By: Jana Peterson, Pine Journal
It took eight months of intense debate, three council votes and more than 20 different conditions before a new industrial landfill was approved for Cloquet’s Antus Addition in February 2011.
Since then, Shamrock Environmental Landfill has opened (last fall) and changed owners (from DemCon Companies to SKB Environmental), all with little fanfare.
Now the landfill owners are asking for an amendment to the conditional use permit approved last year. The company is proposing to modify the operating hours to allow the industrial landfill to accept waste 24 hours a day, seven days a week. The current permit set the normal operating hours for waste acceptance at the landfill from 7 a.m. to 5 p.m. Monday through Friday and 7 a.m. to 1 p.m. on Saturdays.
A public hearing on the conditional use permit amendment request will be conducted by the Cloquet Planning Commission at its 7 p.m. meeting Tuesday, June 26, at the Cloquet City Hall, 1307 Cloquet Ave. Citizens are invited to comment during the public hearing portion of the meeting or in writing prior to the hearing.
Cloquet City Planner Al Cottingham said the request comes because the landfill would like to accept waste from a company out of Duluth that requires the extended hours.
John Domke, vice president of SKB Environmental, said it’s a matter of providing service to customers who can’t store waste until the landfill’s restricted opening hours.
“This is not a problem we’ve ever encountered here [at the company’s other landfills],” Domke said. “These are local industries who currently take their waste to different landfills that are open 24/7.”
Domke said it would really be a matter of trucks coming in to the landfill site near Cloquet’s Hilltop soccer fields and disposing of waste, there should be little to no additional noise to bother any neighbors.

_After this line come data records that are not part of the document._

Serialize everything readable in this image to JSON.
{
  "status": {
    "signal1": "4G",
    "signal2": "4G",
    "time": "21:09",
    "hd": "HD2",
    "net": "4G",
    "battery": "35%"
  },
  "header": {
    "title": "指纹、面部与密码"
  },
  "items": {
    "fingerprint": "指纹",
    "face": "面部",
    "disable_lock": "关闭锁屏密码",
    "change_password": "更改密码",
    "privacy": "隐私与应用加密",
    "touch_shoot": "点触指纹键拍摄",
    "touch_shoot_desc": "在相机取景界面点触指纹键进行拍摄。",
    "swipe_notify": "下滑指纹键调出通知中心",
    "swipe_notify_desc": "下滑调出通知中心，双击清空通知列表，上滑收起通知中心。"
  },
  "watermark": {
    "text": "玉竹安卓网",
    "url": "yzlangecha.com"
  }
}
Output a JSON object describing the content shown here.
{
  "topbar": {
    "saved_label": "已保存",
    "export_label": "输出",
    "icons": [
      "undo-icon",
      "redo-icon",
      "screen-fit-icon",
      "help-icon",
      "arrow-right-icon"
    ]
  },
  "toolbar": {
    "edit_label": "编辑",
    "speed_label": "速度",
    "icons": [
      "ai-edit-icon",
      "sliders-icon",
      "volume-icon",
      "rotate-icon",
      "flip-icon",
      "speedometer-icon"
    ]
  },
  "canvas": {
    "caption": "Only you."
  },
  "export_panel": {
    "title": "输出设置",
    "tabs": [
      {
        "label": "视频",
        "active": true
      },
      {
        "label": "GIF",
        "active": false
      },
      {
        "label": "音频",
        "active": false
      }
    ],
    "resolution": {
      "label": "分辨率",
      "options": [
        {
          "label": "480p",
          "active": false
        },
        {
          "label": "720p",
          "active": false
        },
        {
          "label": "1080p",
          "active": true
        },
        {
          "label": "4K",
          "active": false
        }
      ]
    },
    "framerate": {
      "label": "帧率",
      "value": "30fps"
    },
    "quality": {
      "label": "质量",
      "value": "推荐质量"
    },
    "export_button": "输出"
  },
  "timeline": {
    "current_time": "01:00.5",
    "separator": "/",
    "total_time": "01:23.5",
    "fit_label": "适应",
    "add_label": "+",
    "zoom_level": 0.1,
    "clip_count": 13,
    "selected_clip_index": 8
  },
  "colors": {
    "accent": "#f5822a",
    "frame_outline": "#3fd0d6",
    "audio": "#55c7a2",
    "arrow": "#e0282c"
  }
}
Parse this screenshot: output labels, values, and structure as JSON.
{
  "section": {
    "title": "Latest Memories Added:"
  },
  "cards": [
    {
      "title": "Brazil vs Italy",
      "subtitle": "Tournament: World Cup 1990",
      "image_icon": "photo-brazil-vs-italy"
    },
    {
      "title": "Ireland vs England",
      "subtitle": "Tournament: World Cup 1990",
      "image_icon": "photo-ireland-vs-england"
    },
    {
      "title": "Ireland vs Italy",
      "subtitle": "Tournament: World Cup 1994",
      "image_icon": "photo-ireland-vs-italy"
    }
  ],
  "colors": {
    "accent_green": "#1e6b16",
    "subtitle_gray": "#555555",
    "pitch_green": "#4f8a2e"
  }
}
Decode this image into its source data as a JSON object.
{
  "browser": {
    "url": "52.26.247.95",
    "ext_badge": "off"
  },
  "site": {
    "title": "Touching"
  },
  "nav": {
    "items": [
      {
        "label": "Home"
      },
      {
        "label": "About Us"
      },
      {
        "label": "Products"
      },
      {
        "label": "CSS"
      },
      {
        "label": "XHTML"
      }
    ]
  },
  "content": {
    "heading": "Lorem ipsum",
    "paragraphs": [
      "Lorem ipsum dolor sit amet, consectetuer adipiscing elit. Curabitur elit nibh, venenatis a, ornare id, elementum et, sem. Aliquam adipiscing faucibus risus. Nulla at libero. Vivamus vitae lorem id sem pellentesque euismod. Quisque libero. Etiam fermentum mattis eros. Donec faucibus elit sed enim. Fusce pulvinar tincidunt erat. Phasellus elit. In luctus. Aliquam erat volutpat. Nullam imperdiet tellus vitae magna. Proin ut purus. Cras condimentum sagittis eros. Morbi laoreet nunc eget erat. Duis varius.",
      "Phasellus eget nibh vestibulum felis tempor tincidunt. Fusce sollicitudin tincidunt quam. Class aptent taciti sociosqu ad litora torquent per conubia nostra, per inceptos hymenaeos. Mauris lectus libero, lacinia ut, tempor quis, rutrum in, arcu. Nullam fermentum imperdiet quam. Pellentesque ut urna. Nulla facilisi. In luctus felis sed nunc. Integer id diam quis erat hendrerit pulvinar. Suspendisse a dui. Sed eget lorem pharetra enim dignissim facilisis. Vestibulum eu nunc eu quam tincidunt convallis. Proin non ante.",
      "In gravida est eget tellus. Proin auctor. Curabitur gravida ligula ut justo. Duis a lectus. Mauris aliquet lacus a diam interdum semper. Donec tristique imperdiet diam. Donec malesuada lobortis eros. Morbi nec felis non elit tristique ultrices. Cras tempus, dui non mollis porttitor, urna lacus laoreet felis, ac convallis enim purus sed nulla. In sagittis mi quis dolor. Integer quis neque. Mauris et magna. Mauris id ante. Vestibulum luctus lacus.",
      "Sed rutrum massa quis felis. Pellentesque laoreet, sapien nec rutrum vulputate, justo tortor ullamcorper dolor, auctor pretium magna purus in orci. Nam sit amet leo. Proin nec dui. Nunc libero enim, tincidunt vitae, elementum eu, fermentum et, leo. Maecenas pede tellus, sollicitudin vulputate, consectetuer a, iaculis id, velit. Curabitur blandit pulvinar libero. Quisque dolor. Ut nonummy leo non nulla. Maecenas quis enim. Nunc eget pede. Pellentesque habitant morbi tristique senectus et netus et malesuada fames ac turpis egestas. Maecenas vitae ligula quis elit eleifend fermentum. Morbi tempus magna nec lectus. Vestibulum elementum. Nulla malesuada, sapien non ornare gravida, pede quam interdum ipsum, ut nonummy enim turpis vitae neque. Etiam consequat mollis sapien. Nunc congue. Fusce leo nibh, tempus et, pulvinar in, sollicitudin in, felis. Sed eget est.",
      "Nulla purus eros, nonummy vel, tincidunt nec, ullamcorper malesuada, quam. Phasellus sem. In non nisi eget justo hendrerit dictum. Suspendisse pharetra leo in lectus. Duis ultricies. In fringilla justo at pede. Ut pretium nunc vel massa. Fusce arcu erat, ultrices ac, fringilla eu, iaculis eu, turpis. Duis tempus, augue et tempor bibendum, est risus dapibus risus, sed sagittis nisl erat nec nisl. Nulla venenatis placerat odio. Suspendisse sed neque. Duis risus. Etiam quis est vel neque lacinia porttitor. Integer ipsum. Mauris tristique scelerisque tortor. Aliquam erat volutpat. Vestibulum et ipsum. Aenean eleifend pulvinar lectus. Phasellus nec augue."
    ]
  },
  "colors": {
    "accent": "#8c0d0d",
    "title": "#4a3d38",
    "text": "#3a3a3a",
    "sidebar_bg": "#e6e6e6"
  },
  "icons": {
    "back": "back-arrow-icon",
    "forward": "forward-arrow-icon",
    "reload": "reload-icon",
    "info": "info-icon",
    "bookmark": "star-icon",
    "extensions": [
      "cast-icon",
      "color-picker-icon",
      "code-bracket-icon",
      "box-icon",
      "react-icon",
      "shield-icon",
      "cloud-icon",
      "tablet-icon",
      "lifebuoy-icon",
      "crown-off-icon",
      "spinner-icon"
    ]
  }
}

“We would try to avoid running any equipment, if possible,” he said. “And there would be a certified operator there at all times so there would be no chance of anything getting disposed of that isn’t OK.”